If you are a secondary wood manufacturer, please be on the lookout for a survey to arrive in the mail over the next few weeks. If you do not receive a survey and would like to be part of the directory, please contact Scott Lyon at email@example.com or (920) 360-3722.
Written by Forest Products Specialist Scott Lyon
If you’re near Wauwatosa, stop by and check out this urban wood art exhibit – Fresh Perspective Art Collective’s 2nd Annual “Urban Heroes, Urban Wood” Black History Month Show. Notable Black Milwaukeeans have painted and drawn on salvaged wood from Milwaukee’s ash trees.
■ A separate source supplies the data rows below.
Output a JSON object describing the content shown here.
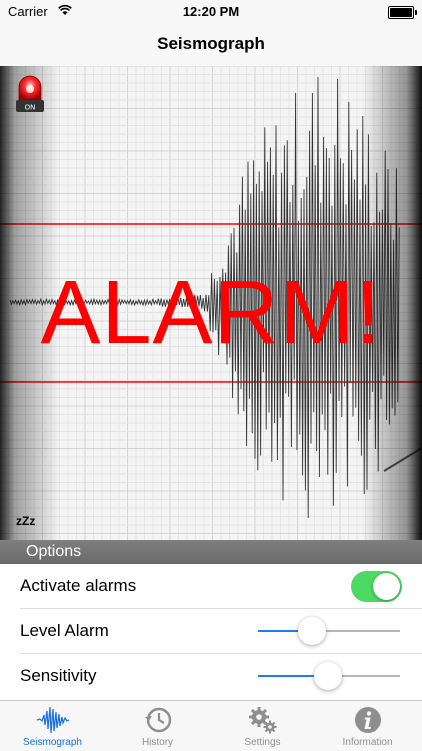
{
  "status_bar": {
    "carrier": "Carrier",
    "time": "12:20 PM"
  },
  "navbar": {
    "title": "Seismograph"
  },
  "seismograph": {
    "alarm_text": "ALARM!",
    "siren_label": "ON",
    "sleep_label": "zZz"
  },
  "options": {
    "header": "Options",
    "rows": [
      {
        "label": "Activate alarms",
        "toggle_on": true
      },
      {
        "label": "Level Alarm",
        "slider_value": 0.38
      },
      {
        "label": "Sensitivity",
        "slider_value": 0.49
      }
    ]
  },
  "tabs": [
    {
      "label": "Seismograph",
      "icon": "waveform-icon",
      "active": true
    },
    {
      "label": "History",
      "icon": "history-icon",
      "active": false
    },
    {
      "label": "Settings",
      "icon": "gears-icon",
      "active": false
    },
    {
      "label": "Information",
      "icon": "info-icon",
      "active": false
    }
  ],
  "colors": {
    "alarm": "#ff0000",
    "accent": "#1a6fe0",
    "toggle_on": "#4cd964"
  }
}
The exhibition runs from February 16 – March 16. For more information check out https://www.artsinmilwaukee.org/events/urban-heroes-urban-wood-2005.
For more information contact Ellen Clark, Urban Forestry Communication Specialist at (EllenA.Clark@wisconsin.gov) 608-267-2774.
By Dwayne Sperber, owner, Wudeward Urban Forest Products and appointed member, Wisconsin Urban Forestry Council
When a company has publicly committed to corporate social responsibility, environmental conservation, or working with and through the local community, a new construction project is the time to put these philosophies into action. Unfortunately, this is easier said than done.
Designs may get drawn up with the best sustainably-minded intentions — locally-sourced, low emissions, recycled, reused, energy efficient, the list goes on. But as familiar as the design and construction industries are with using environmentally-friendly materials, most of these products do not come in standard sizes, colors or volumes. And they don’t always fit seamlessly into a standard construction management process. Continue reading “Making room for sustainable sourcing”
On September 20 , 2017, the Forest Products Services Program, in partnership with Forest Stewards Guild, American Institute of Architects, Structural Engineers Association, and the Wisconsin Wood Marketing Team (USDA Forest Service), organized and hosted an educational seminar titled, “Wood-Based Construction – Mass Timber and Beyond.”
Approximately seventy people attended the event including architects, structural and civil engineers, forest products industry representatives, and researchers. Architects and engineers were targeted for this seminar due to their role in planning, designing, reviewing construction projects, and using of building materials (e.g. wood and mass timber products).
This fall semester, students at Brown Deer High School won’t have to worry about whether or not they have enough lumber supplies and project ideas to perform during their Industrial Arts Wood Shop classes. This is thanks to a partnership between the school and Hoppe Tree Service. The partnership centers around the concept of using locally sourced urban wood from Hoppe Tree Service’s Urban Wood Lab Store. The agreement not only provides lumber for the school, but also allows the student’s non-profit “business” to earn money by processing wood and creating crafts that Hoppe’s Urban Wood Lab Store can then sell to consumers. Continue reading “Hoppe Tree Service partners with Brown Deer High School to utilize urban wood”
Habitat for Humanity of Washington and Dodge Counties is selling urban rescued wood in its ReStores and using the lumber in Habitat homes being built. Continue reading “Urban wood used for Habitat for Humanity”
Every year, Urban Forestry grants provide assistance to communities throughout Wisconsin, and can be awarded to cities, villages, towns, counties, tribes and nonprofit organizations. This year, the city of Menomonie received a $9,000 grant to help pre-emptively remove ash trees in the city parks to prevent the spread of emerald ash borer, a pest spreading throughout Wisconsin. Thirty trees will be removed and replaced with hackberry, honeylocust, Kentucky coffeetree, swamp white oak, Redmond linden and Princeton elm. Continue reading “Menomonie re-uses ash trees”